Please copy out the records that follow, word for word.
※ ※ ※
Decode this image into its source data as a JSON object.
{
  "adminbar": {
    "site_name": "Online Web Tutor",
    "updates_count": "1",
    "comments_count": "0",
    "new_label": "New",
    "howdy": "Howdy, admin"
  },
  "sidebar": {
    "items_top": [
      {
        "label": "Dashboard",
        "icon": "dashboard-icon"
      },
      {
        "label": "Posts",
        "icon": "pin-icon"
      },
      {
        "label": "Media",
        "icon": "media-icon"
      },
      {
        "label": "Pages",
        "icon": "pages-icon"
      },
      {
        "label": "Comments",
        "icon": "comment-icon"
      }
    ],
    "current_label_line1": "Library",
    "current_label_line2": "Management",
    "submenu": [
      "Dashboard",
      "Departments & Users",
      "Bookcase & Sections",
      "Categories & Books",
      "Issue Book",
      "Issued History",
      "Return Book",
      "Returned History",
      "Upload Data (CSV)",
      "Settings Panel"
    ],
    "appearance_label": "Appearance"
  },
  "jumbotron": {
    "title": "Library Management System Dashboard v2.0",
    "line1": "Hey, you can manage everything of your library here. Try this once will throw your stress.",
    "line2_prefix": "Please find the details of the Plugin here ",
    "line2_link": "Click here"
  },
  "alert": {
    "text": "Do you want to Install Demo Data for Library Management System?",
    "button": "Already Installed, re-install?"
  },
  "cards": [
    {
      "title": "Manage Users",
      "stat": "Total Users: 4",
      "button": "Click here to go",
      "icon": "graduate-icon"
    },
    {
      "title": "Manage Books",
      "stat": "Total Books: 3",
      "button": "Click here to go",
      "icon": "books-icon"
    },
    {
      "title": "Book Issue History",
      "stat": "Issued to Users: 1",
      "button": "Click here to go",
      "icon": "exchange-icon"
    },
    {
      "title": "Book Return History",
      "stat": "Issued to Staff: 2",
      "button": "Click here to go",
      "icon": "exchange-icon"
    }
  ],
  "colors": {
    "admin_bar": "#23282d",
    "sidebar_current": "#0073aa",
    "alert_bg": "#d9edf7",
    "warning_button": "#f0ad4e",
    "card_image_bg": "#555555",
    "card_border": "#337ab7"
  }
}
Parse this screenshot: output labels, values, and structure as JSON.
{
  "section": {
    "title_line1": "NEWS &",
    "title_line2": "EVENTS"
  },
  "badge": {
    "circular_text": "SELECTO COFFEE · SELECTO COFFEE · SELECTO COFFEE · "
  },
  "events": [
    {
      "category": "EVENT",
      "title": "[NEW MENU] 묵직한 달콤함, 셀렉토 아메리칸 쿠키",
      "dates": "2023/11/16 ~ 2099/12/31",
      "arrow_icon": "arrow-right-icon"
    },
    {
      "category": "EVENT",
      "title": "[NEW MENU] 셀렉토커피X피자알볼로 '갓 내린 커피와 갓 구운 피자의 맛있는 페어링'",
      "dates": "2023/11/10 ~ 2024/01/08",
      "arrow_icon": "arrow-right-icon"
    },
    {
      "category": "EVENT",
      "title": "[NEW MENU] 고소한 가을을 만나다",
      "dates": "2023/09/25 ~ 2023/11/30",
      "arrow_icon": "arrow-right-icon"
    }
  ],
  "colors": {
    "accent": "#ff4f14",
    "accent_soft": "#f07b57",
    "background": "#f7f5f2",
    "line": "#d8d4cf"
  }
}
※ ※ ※
### Response to this task
Decode this image into its source data as a JSON object.
{
  "adminbar": {
    "site_name": "Online Web Tutor",
    "updates_count": "1",
    "comments_count": "0",
    "new_label": "New",
    "howdy": "Howdy, admin"
  },
  "sidebar": {
    "items_top": [
      {
        "label": "Dashboard",
        "icon": "dashboard-icon"
      },
      {
        "label": "Posts",
        "icon": "pin-icon"
      },
      {
        "label": "Media",
        "icon": "media-icon"
      },
      {
        "label": "Pages",
        "icon": "pages-icon"
      },
      {
        "label": "Comments",
        "icon": "comment-icon"
      }
    ],
    "current_label_line1": "Library",
    "current_label_line2": "Management",
    "submenu": [
      "Dashboard",
      "Departments & Users",
      "Bookcase & Sections",
      "Categories & Books",
      "Issue Book",
      "Issued History",
      "Return Book",
      "Returned History",
      "Upload Data (CSV)",
      "Settings Panel"
    ],
    "appearance_label": "Appearance"
  },
  "jumbotron": {
    "title": "Library Management System Dashboard v2.0",
    "line1": "Hey, you can manage everything of your library here. Try this once will throw your stress.",
    "line2_prefix": "Please find the details of the Plugin here ",
    "line2_link": "Click here"
  },
  "alert": {
    "text": "Do you want to Install Demo Data for Library Management System?",
    "button": "Already Installed, re-install?"
  },
  "cards": [
    {
      "title": "Manage Users",
      "stat": "Total Users: 4",
      "button": "Click here to go",
      "icon": "graduate-icon"
    },
    {
      "title": "Manage Books",
      "stat": "Total Books: 3",
      "button": "Click here to go",
      "icon": "books-icon"
    },
    {
      "title": "Book Issue History",
      "stat": "Issued to Users: 1",
      "button": "Click here to go",
      "icon": "exchange-icon"
    },
    {
      "title": "Book Return History",
      "stat": "Issued to Staff: 2",
      "button": "Click here to go",
      "icon": "exchange-icon"
    }
  ],
  "colors": {
    "admin_bar": "#23282d",
    "sidebar_current": "#0073aa",
    "alert_bg": "#d9edf7",
    "warning_button": "#f0ad4e",
    "card_image_bg": "#555555",
    "card_border": "#337ab7"
  }
}
Parse this screenshot: output labels, values, and structure as JSON.
{
  "section": {
    "title_line1": "NEWS &",
    "title_line2": "EVENTS"
  },
  "badge": {
    "circular_text": "SELECTO COFFEE · SELECTO COFFEE · SELECTO COFFEE · "
  },
  "events": [
    {
      "category": "EVENT",
      "title": "[NEW MENU] 묵직한 달콤함, 셀렉토 아메리칸 쿠키",
      "dates": "2023/11/16 ~ 2099/12/31",
      "arrow_icon": "arrow-right-icon"
    },
    {
      "category": "EVENT",
      "title": "[NEW MENU] 셀렉토커피X피자알볼로 '갓 내린 커피와 갓 구운 피자의 맛있는 페어링'",
      "dates": "2023/11/10 ~ 2024/01/08",
      "arrow_icon": "arrow-right-icon"
    },
    {
      "category": "EVENT",
      "title": "[NEW MENU] 고소한 가을을 만나다",
      "dates": "2023/09/25 ~ 2023/11/30",
      "arrow_icon": "arrow-right-icon"
    }
  ],
  "colors": {
    "accent": "#ff4f14",
    "accent_soft": "#f07b57",
    "background": "#f7f5f2",
    "line": "#d8d4cf"
  }
}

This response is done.